Olympian Travis Geritts on challenging the stigma of mental health in Sports
Mental health in sports is a topic that has garnered more discussion in recent years. But is it getting the attention it deserves?
Written by Sammy Abdo
The focus on mental health in sports has increased over the past several years on all levels, from the professional ranks to youth athletics. However, there is still a growing need for resources and facilities serving people and families who deal with mental health. 1.2 million young Canadians struggle with mental health issues such as anxiety disorder, bipolar disorder, depression and addiction and thirty percent of Ontario families are caring for at least one youth with mental illness and/or addiction.
One such service in the GTA is the Family Navigation Project at Sunnybrook, which connects families of youth with mental illness or addiction with clinically-trained navigators. RBC’s Race for the Kids event will provide funding for the project, which has raised $9.6 million since 2013. The annual event takes place on Saturday, September 15, 2018 where thousands of people will run, walk or stroll in their choice of walk or run ranging from 5 to 15K.
Travis Geritts, Canadian freestyle skier, who participated in the 2014 Olympics, has been a huge advocate for mental health in sports. He spoke with the Bay Street Bull about the event, his battle with bipolar disorder and lifting the stigma that surrounds mental health in sports.
Q :Do you want to start with talking about your personal experiences with mental health?
For as long as I can remember, I had been experiencing symptoms of mental illness. Even through childhood, at 12 years old I knew that something was just a little bit off. Not to say that mental health is a negative [experience] where it’s not O.K. to work through stuff like that, but I was probably 14 or 15 years old when I went to the doctor to ask “what was going on?” It was always through that uncertainty of “what is going on in the back, why do I feel like this?” I had passion and ambition but I couldn’t find the energy to go do the things that I loved.
Q: Why do you think so many athletes struggle with mental health?
I think there’s a really big stigma in sport with mental health. If athletes really do admit to ourselves that we have mental illnesses, then it’s almost as if we don’t have that same podium potential in the back of our minds. I think all of us have been affected either directly or indirectly by mental health. I find that through working with the right resources, people, and support systems you can finally tap into your mental capacity. By getting healthy, you can then achieve your dreams and goals in sport, but it comes with that stigma and that weakness.
Q: Generally speaking, what do you think Canada is not getting right in terms of mental health right now?

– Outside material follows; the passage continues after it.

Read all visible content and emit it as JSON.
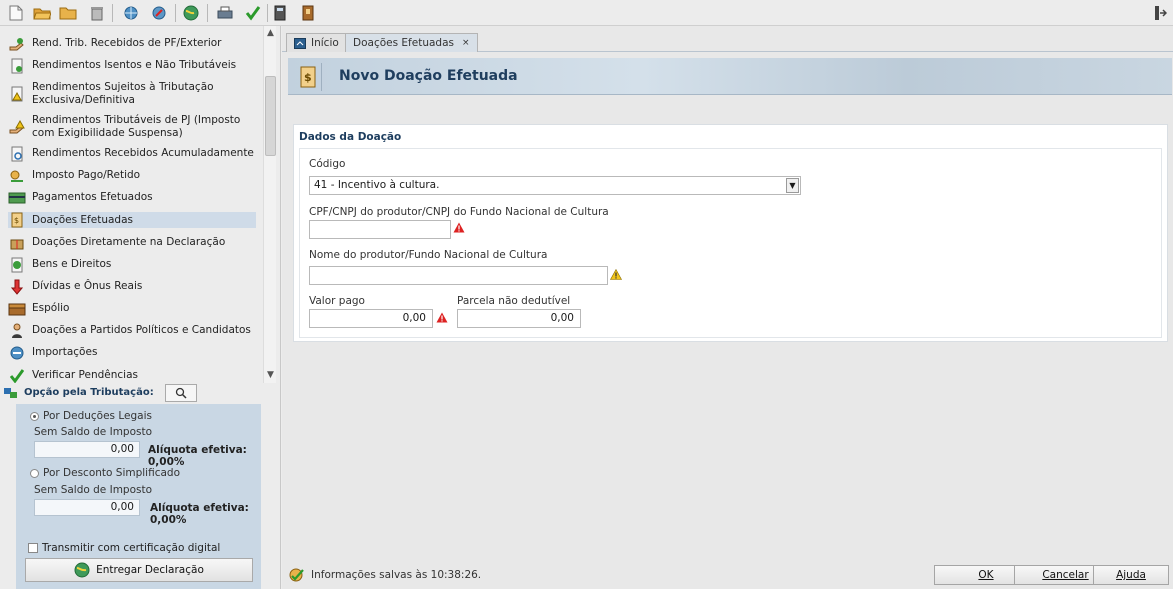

We’re getting a lot of things right. We have so many great friends and organizations that are out there helping support mental health, and specifically youth mental health. That’s the next generation of people that are affected by mental health. So, the RBC Race for the Kids event in support of Sunnybrook’s Family Navigation Project is an amazing example of how Canada is getting stuff right in regards to mental health. I think we’re far beyond other countries in certain respects. We have a long way to go – don’t get me wrong – but we’re heading in that right direction where we’re targeting youth and the family dynamic first to not just prevent, but to maintain and support and improve the lives of so many individuals in our communities.
Q: What are some steps that we can take as a society to better educate ourselves about mental health?
That whole balancing act that we talk about in sport, the business world and life in general is the key to creating a positive and healthy life. Whether it’s staying in education, excelling in sport or speaking out to kids.
I think we can go into any conversation or any scenario in life with an open mind, and learn from each individual’s experience. So, for example I experience symptoms of mental health very differently than someone else who may be experiencing very similar symptoms. It’s just understanding that it is subjective and it is always a constant learning period. Through knowledge, information, resources, and the help of professionals, we can all get the help we need and learn from what others have been through.